British TV personality Sue Perkins has accused Kevin Spacey of setting back the gay rights movement by using an apology for an alleged assault to ‘come out’.
Perkins, a former Great British Baking Show co-presenter, has joined the celebrities who have slammed Spacey, accusing him of hiding behind his sexuality to play down his sexual harassment.
“Well done Kev. You stay silent on your sexuality until the time comes when you can conflate it with an alleged sexual assault on a minor,” she tweets. “In doing so, you simultaneously undervalue the horrific nature of the allegation and set back the LGBT+ community. Well done.”
Spacey has also come under fire from Rose McGowan, who is currently waging a war on Hollywood harassers after she was outed as one of the women who was paid for her silence following a sordid encounter with disgraced movie mogul Harvey Weinstein, Wanda Sykes, Rosie O’Donnell, and singer Clay Aiken, who tweeted: “Hey @KevinSpacey you can choose to act like a pervert; you can’t ‘choose’ to be gay.”

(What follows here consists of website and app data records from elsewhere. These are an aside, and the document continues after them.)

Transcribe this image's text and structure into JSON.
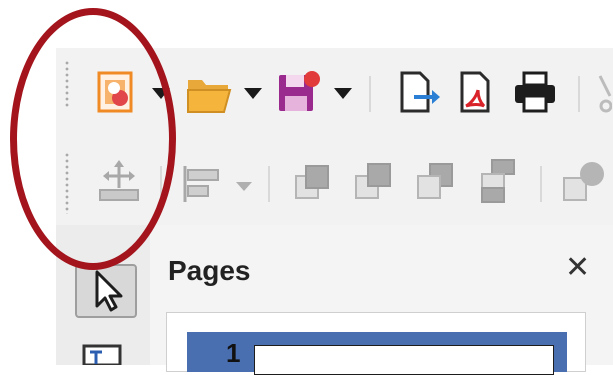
{
  "toolbar_row1": {
    "items": [
      {
        "name": "new-document-icon",
        "dropdown": true
      },
      {
        "name": "open-folder-icon",
        "dropdown": true
      },
      {
        "name": "save-icon",
        "dropdown": true
      },
      {
        "name": "export-icon",
        "dropdown": false
      },
      {
        "name": "export-pdf-icon",
        "dropdown": false
      },
      {
        "name": "print-icon",
        "dropdown": false
      }
    ]
  },
  "toolbar_row2": {
    "items": [
      {
        "name": "transformations-icon",
        "disabled": true
      },
      {
        "name": "align-objects-icon",
        "disabled": true,
        "dropdown": true
      },
      {
        "name": "bring-to-front-icon",
        "disabled": true
      },
      {
        "name": "bring-forward-icon",
        "disabled": true
      },
      {
        "name": "send-backward-icon",
        "disabled": true
      },
      {
        "name": "send-to-back-icon",
        "disabled": true
      },
      {
        "name": "shadow-icon",
        "disabled": true
      }
    ]
  },
  "sidebar": {
    "tools": [
      {
        "name": "select-arrow-icon",
        "selected": true
      },
      {
        "name": "text-box-icon",
        "selected": false
      }
    ]
  },
  "pages_panel": {
    "title": "Pages",
    "close_symbol": "✕",
    "thumbnails": [
      {
        "number": "1",
        "selected": true
      }
    ]
  },
  "colors": {
    "annotation": "#a3141c",
    "accent_orange": "#f08a24",
    "save_purple": "#9b2a8f",
    "selection_blue": "#4a6fb0"
  }
}
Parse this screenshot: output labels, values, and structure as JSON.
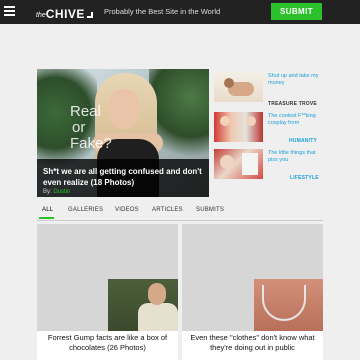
{
  "header": {
    "logo_the": "the",
    "logo_chive": "CHIVE",
    "tagline": "Probably the Best Site in the World",
    "submit_label": "SUBMIT"
  },
  "hero": {
    "overlay_text_line1": "Real",
    "overlay_text_line2": "or",
    "overlay_text_line3": "Fake?",
    "headline": "Sh*t we are all getting confused and don't even realize (18 Photos)",
    "byline_prefix": "By:",
    "author": "Dustin"
  },
  "sidebar": {
    "items": [
      {
        "text": "Shut up and take my money",
        "category": "TREASURE TROVE"
      },
      {
        "text": "The coolest F**king cosplay from",
        "category": "HUMANITY"
      },
      {
        "text": "The little things that piss you",
        "category": "LIFESTYLE"
      }
    ]
  },
  "tabs": [
    "ALL",
    "GALLERIES",
    "VIDEOS",
    "ARTICLES",
    "SUBMITS"
  ],
  "cards": [
    {
      "caption": "Forrest Gump facts are like a box of chocolates (26 Photos)"
    },
    {
      "caption": "Even these \"clothes\" don't know what they're doing out in public"
    }
  ],
  "colors": {
    "accent": "#2cc02c",
    "link": "#1aa0d8",
    "topbar": "#222222"
  }
}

Meanwhile, Zachary Quinto has also spoken out on social media, writing: “It is deeply sad and troubling that this is how Kevin Spacey has chosen to come out. Not by standing up as a point of pride – in the light of all his many awards and accomplishments – thus inspiring tens of thousands of struggling LGBTQ kids around the world. But as a calculated manipulation to deflect attention from a very serious accusation that he attempted to molest one.
“I am sorry to hear of Anthony Rapp‘s experience and subsequent suffering. And I am sorry that Kevin only saw fit to acknowledge his truth when he thought it would serve him – just as his denial served him for so many years. May Anthony Rapp‘s voice be the one which is amplified here. Victim’s (sic) voices are the ones that deserve to be heard.”
Gay & Lesbian Alliance Against Defamatory (GLAAD) bosses have also lashed out at Kevin Spacey for his decision to come out amid an accusation of sexual assault.
“Coming-out stories should not be used to deflect from allegations of sexual assault,” Sarah Kate Ellis, president and CEO of GLAAD, says in a statement. “This is not a coming-out story about Kevin Spacey, but a story of survivorship by Anthony Rapp and all those who bravely speak out against unwanted sexual advances.”